BEGIN Material provided

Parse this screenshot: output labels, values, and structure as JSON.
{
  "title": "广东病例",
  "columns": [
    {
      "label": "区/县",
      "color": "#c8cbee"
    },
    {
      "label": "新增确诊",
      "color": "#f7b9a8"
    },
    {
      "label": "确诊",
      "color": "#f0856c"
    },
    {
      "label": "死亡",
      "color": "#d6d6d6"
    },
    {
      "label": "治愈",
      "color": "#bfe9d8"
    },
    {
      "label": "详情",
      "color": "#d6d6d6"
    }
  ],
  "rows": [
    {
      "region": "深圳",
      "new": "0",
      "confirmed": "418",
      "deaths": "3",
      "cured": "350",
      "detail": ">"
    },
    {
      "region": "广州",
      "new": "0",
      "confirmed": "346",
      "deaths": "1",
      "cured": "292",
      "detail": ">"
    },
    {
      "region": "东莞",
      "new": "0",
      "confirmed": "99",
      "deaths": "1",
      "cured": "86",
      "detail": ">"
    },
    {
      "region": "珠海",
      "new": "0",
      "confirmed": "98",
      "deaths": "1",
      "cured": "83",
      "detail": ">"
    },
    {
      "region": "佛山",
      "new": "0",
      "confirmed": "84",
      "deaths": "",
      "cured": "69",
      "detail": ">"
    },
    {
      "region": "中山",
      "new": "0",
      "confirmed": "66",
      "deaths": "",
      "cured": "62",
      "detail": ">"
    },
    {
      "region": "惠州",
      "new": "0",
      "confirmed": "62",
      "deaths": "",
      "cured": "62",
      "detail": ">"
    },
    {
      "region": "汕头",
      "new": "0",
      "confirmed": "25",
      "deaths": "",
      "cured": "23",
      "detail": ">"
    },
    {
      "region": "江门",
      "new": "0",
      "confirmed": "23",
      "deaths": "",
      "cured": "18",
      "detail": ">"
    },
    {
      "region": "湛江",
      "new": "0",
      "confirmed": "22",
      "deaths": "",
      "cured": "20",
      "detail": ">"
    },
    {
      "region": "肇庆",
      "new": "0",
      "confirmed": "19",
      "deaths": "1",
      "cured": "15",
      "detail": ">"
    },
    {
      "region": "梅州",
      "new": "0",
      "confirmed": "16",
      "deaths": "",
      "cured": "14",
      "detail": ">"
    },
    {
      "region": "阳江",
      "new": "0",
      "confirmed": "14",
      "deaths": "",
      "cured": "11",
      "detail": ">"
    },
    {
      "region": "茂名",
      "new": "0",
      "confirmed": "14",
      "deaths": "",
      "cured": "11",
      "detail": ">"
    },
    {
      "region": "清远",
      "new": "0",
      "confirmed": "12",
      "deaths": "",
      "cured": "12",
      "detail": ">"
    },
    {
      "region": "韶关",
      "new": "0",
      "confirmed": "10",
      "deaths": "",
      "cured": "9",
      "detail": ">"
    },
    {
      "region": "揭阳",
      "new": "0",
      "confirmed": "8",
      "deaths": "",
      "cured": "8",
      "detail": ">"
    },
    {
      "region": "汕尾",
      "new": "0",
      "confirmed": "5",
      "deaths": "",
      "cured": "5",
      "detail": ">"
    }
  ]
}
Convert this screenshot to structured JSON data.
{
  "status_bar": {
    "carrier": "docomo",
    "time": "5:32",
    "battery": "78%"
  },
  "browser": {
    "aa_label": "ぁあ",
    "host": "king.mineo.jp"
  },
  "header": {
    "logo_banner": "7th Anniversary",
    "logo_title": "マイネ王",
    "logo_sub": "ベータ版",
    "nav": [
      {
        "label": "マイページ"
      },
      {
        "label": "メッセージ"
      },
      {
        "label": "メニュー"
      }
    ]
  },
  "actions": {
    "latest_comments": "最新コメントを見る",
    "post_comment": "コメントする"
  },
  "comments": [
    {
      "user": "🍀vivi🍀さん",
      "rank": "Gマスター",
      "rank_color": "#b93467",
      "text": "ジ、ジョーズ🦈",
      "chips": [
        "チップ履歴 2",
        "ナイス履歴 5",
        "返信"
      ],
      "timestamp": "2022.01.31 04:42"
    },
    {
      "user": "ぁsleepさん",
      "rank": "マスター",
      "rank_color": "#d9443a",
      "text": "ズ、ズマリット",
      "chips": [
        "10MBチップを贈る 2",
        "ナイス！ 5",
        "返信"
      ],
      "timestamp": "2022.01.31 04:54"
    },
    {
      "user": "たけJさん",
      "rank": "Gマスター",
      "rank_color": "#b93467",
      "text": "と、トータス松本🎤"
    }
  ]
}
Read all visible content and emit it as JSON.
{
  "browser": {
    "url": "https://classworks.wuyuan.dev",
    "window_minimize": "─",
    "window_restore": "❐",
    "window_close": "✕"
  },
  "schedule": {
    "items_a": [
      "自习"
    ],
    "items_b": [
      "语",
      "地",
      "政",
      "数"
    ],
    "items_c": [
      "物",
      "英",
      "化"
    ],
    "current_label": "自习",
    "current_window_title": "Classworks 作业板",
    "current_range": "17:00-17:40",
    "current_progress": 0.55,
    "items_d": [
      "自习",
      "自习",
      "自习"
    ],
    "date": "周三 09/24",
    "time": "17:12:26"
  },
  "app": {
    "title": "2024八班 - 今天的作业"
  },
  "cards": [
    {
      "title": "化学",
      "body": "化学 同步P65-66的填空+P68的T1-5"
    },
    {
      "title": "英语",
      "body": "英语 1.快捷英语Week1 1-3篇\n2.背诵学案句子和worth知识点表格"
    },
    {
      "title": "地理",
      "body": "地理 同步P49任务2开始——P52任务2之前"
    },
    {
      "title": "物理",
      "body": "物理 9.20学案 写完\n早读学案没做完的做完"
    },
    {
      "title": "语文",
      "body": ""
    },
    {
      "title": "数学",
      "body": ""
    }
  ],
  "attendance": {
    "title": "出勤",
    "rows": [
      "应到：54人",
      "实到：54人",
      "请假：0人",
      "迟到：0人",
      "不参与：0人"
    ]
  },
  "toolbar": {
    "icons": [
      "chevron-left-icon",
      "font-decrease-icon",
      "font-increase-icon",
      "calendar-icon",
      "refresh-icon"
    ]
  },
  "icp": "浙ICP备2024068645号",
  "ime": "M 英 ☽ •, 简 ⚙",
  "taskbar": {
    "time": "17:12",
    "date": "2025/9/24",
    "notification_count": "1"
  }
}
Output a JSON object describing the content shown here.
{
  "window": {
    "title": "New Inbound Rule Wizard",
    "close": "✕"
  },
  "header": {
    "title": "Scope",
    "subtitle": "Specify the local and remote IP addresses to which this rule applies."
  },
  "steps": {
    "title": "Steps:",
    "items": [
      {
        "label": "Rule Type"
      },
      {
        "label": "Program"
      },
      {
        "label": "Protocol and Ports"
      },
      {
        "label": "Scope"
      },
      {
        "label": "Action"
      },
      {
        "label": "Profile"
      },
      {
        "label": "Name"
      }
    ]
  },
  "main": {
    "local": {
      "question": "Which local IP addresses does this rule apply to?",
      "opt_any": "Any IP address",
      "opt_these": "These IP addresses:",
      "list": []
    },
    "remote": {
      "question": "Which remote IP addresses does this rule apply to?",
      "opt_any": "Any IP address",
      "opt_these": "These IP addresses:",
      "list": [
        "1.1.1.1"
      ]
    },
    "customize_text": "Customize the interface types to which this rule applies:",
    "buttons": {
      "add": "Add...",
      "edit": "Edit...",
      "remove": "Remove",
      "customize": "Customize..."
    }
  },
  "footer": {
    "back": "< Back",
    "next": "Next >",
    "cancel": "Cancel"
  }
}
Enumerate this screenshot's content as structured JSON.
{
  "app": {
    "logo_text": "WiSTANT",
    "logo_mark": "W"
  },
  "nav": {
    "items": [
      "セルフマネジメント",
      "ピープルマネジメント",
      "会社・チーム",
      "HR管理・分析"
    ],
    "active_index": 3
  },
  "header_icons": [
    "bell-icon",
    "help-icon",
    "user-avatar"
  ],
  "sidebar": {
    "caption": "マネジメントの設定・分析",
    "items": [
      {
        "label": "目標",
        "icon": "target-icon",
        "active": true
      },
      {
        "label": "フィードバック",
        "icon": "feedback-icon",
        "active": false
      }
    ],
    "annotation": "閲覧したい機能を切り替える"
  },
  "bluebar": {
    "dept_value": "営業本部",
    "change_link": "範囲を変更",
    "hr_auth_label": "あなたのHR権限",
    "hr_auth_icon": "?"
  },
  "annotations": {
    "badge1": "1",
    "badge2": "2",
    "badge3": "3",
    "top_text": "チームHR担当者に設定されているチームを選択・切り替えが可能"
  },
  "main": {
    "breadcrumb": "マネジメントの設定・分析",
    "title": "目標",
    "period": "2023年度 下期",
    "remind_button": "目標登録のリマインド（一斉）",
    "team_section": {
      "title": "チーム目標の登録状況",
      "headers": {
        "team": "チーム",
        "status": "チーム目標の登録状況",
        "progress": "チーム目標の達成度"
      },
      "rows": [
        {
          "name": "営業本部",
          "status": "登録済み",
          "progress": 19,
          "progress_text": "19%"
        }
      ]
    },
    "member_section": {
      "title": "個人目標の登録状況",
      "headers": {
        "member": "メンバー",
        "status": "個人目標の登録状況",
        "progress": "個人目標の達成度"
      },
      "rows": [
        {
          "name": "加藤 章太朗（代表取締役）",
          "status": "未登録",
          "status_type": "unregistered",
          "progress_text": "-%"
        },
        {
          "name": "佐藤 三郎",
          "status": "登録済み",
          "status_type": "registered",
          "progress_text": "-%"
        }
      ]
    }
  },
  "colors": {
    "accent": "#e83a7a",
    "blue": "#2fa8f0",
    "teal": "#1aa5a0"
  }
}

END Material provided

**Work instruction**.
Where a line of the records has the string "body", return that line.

**Result**.
      "body": "化学 同步P65-66的填空+P68的T1-5"
      "body": "英语 1.快捷英语Week1 1-3篇\n2.背诵学案句子和worth知识点表格"
      "body": "地理 同步P49任务2开始——P52任务2之前"
      "body": "物理 9.20学案 写完\n早读学案没做完的做完"
      "body": ""
      "body": ""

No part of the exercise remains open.